The knock on effect of this price hike was passed onto end consumers, causing the inflationary pressures we're seeing today.
Just when you thought things couldn't get much more volatile, throw into this mix the factory of the world, China, perusing a policy of zero covid, meaning brands have to deal with lockdowns, factory closures and production running at minimal capacity.
All of which adds furthers pressure to the bottom line and means that a landed product (a product price including freight and customs) is almost double the price it was pre covid 🥲
This wack a mole approach means that shipping a product in a $10k container is the easy part. Finding a service still available, finding space on that service and ensuring that the product is going to arrive at destination in the agreed time is near on impossible.
For an industry that has relied on just-in-time production and moving products to shelves for certain promotions, this new norm is hard to stomach.
Unfortunately, for brands heavily reliant on one sourcing country there’s not much that can be done in the short term, apart from smaller MOQs and micro managing the tracking of shipments.
In the longer term however, brands have learnt that putting their eggs in one basket is a mistake.
A more diverse sourcing strategy with more vendors, suppling from multiple origins may be required to mitigate the risks of another black swan event, and a world that appears to be de-globalising 🌍
This will mean winners in countries such as Bangladesh and Vietnam, but also more expense for brands that will no longer benefit from the economies of scale of using one or two vendors, or the efficiency of moving product out of a developed economy like China 🇨🇳
When I first joined the logistics world in 2014, it seemed like near shoring was just around the corner, with countries like Mexico and Turkey seeming likely to benefit and serve their close respective markets of the EU and North America 🇪🇺
That wasn’t however the case.

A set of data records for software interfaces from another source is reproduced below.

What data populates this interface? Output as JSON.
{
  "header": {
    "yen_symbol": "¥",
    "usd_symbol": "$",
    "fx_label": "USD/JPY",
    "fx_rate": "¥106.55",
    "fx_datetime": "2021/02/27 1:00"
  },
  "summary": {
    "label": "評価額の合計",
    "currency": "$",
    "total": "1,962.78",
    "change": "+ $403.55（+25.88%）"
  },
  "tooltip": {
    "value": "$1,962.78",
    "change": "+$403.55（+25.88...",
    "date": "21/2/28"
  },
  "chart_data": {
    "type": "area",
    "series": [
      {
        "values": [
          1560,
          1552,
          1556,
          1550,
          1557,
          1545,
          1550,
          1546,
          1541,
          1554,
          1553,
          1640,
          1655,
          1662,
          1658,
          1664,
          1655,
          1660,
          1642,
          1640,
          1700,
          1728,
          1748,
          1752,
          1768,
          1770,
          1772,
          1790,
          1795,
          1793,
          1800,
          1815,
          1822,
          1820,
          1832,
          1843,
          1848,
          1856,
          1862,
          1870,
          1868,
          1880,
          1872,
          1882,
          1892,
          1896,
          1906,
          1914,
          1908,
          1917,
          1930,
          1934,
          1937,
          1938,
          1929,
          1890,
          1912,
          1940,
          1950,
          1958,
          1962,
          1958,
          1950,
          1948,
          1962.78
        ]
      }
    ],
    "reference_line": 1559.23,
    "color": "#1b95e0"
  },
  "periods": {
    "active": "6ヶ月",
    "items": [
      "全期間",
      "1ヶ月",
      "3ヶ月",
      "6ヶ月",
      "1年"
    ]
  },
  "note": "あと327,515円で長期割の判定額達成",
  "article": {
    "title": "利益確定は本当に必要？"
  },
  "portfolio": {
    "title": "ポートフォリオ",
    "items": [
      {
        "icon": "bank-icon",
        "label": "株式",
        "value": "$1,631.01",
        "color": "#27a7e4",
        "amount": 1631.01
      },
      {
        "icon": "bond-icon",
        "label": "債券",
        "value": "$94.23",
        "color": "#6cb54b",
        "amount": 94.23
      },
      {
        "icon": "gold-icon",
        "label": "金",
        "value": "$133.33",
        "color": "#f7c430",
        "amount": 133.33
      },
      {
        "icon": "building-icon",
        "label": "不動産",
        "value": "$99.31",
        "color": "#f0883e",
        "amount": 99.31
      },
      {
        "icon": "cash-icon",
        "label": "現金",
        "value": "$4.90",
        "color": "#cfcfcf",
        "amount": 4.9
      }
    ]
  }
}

China was still cheap, efficient and almost as fast given the variety of shipping services available💨
That world is no more.
With landed product prices over double what they were, shipping services vastly unreliable and the West's de-coupling from the China, near shored countries will benefit.
It will also spur investment in production and supply chain capabilities in these countries, that will bring down landed costs and ensure future competitiveness 🧹
Now, more than ever companies who have visibility of their supply chain are the ones who are benefiting the most 💻
From production and shipping, to customs clearance and final delivery, milestone tracking has always been an essential component of the industry, but more so in a world where a factory could go into lockdown any minute or a vessel that has a 50% chance of being delayed.
Logistics has many players, agendas and moving parts, and this crisis is only going to speed up the need for digitisation and building out the processes and systems to enable that to take place.
The future supply chain for fashion brands, at least in the medium term will be more expensive, time consuming and brittle, while new sourcing countries and vendors are found and systems implemented 💪
However, as brands settle into the new norms and adapt to the newly fragmented world, those who have diversified and invested in technology will come out on top.
Brands that are smaller, more agile and look for the opportunities out of the chaos, will become the leaders of tomorrow 📆